┏━━

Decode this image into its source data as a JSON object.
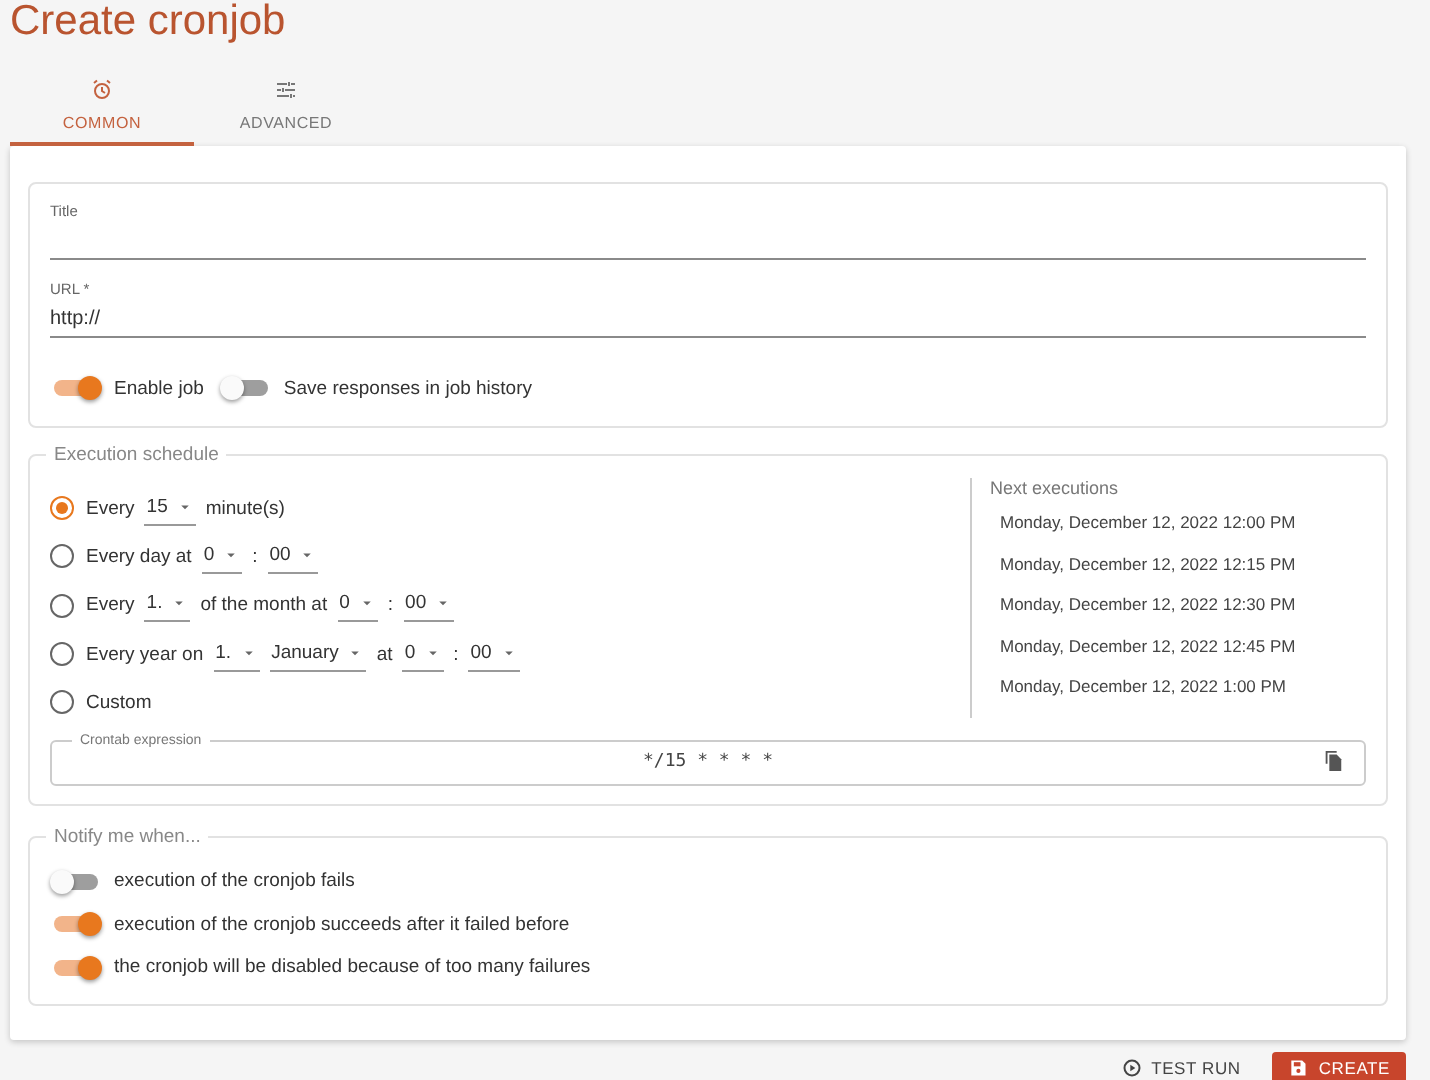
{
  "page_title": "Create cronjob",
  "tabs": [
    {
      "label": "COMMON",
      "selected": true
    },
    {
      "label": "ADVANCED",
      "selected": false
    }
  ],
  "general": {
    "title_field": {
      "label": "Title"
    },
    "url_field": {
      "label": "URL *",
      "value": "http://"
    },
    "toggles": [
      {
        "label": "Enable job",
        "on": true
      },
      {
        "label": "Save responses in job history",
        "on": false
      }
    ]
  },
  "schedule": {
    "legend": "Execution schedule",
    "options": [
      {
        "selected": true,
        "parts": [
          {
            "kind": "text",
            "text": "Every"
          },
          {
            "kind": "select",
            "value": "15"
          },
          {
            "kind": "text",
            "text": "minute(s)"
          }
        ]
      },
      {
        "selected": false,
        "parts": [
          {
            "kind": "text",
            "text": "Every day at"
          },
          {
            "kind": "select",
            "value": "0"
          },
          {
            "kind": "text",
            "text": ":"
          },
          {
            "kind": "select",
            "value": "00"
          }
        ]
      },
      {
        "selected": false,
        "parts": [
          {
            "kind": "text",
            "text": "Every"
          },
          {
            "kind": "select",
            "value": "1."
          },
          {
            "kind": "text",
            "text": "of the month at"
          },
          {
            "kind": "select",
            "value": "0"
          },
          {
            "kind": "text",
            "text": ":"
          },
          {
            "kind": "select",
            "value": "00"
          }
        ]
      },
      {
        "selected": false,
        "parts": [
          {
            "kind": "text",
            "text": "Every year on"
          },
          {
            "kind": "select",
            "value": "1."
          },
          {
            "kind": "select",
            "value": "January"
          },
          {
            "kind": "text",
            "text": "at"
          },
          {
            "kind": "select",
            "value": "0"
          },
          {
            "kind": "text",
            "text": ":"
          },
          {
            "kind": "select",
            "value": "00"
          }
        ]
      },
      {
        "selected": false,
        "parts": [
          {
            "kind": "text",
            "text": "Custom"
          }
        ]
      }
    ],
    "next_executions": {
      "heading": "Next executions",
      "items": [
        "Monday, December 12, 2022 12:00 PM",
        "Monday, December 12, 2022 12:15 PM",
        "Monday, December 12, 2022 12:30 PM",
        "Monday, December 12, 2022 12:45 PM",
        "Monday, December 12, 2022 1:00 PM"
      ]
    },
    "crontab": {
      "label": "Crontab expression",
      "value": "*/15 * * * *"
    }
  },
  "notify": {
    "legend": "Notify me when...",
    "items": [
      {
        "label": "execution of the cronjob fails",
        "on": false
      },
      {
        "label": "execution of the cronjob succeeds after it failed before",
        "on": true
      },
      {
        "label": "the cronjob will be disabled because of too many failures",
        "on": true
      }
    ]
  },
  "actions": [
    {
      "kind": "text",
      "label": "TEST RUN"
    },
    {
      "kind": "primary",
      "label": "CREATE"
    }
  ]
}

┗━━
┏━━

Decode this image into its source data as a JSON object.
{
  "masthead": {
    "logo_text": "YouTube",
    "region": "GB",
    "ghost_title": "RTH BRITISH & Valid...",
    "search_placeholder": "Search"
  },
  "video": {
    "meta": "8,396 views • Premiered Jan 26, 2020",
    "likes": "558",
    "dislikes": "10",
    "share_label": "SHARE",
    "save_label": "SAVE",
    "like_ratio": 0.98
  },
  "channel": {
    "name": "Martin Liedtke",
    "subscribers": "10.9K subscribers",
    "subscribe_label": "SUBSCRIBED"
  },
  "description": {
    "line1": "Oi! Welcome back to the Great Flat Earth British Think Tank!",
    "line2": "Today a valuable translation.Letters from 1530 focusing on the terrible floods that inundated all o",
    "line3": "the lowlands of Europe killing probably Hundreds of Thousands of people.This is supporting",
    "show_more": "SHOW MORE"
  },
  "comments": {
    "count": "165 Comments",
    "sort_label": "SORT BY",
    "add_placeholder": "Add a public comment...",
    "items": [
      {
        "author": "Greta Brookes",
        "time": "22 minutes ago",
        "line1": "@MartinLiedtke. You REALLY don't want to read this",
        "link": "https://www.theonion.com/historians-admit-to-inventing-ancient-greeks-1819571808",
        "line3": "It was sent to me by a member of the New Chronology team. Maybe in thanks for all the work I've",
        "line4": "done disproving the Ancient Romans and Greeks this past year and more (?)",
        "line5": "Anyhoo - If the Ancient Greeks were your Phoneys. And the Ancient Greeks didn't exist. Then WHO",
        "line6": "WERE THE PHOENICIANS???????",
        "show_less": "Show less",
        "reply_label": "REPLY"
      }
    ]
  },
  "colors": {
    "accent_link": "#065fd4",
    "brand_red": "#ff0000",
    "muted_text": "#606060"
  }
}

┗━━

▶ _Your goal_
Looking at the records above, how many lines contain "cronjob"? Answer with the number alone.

▶ _Response_
4